According to UNEP’s International Resource Panel (IRP) we need to decouple human well-being from resource consumption by linking local or national development strategies to resource flow strategies. Their analysis concludes that by 2050 the level of resources used by each and every person each year will need to fall to between five and six tonnes in order for us to live within our environmental limits. IRP also points out however that rapid urbanisation combined with technological and systematic innovation offer an historic opportunity to reduce our ‘metabolic rate’.
To put the importance of the role of urbanisation in context, one only has to look at the economic power of cities compared to companies or countries. As is evident from this extract of the world’s top 100 economies from 2008 by the World Bank, cities matter because they are large economies in their own right. For instance, the city of Tokyo accounts for half of all of Japan’s national economic power and is nearly 6 times larger than its biggest company Toyota Motor.
|32||Royal Dutch Shell||458|
So how can city leaders decouple development from carbon?
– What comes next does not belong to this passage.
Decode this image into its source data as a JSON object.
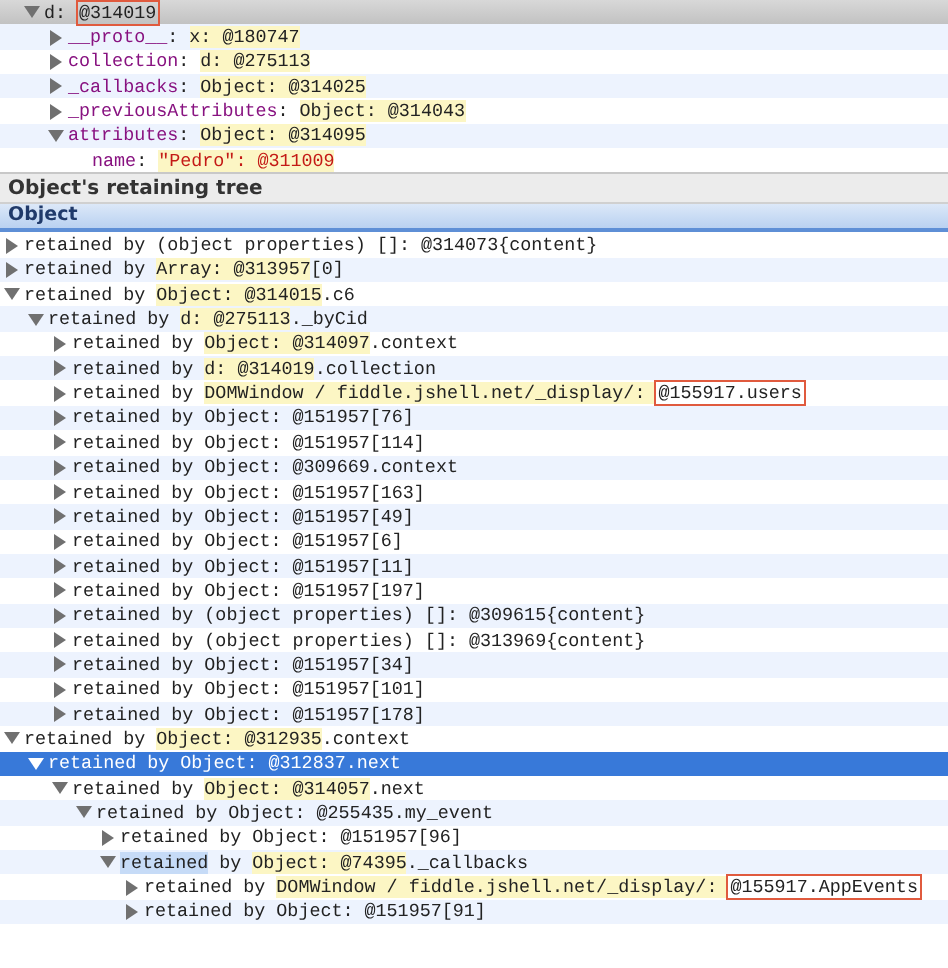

And especially so in an age of financial austerity with local budget spending cut by 10% and 28% in the US and UK respectively for example? One route in addition to looking at planning frameworks is public procurement policy. Take for instance the huge carbon footprint of the UK Government’s UK£220bn supply chain – accounting for 77% of total greenhouse emissions – with UK£42bn spent through local authorities (i.e. goods & services, construction & roads, waste and social care etc).
Getting a better handle on which suppliers are more or less carbon-intensive is good for local government in many ways. As well as increasing economic resiliency by weaning municipalities off fossil-fuel-dependent key suppliers it potentially reduces operating costs and stimulates local green economy trade too. This is a concept some cities are already advancing, indeed are coming together through communities of practice to do so.
Decoupling development from carbon in this way is surely an amicable divorce then?
By Philip Monaghan, August 2011
Philip Monaghan is a writer, strategist and change manager in the fields of economic development and environmental sustainability.
He is the acclaimed author of the books Sustainability in Austerity (2010) and Hard to Make, Hard to Break (forthcoming 2012).
Philip’s Sustainability in Austerity has recently been named in CPSL’s Top 40 Sustainability Books of 2010.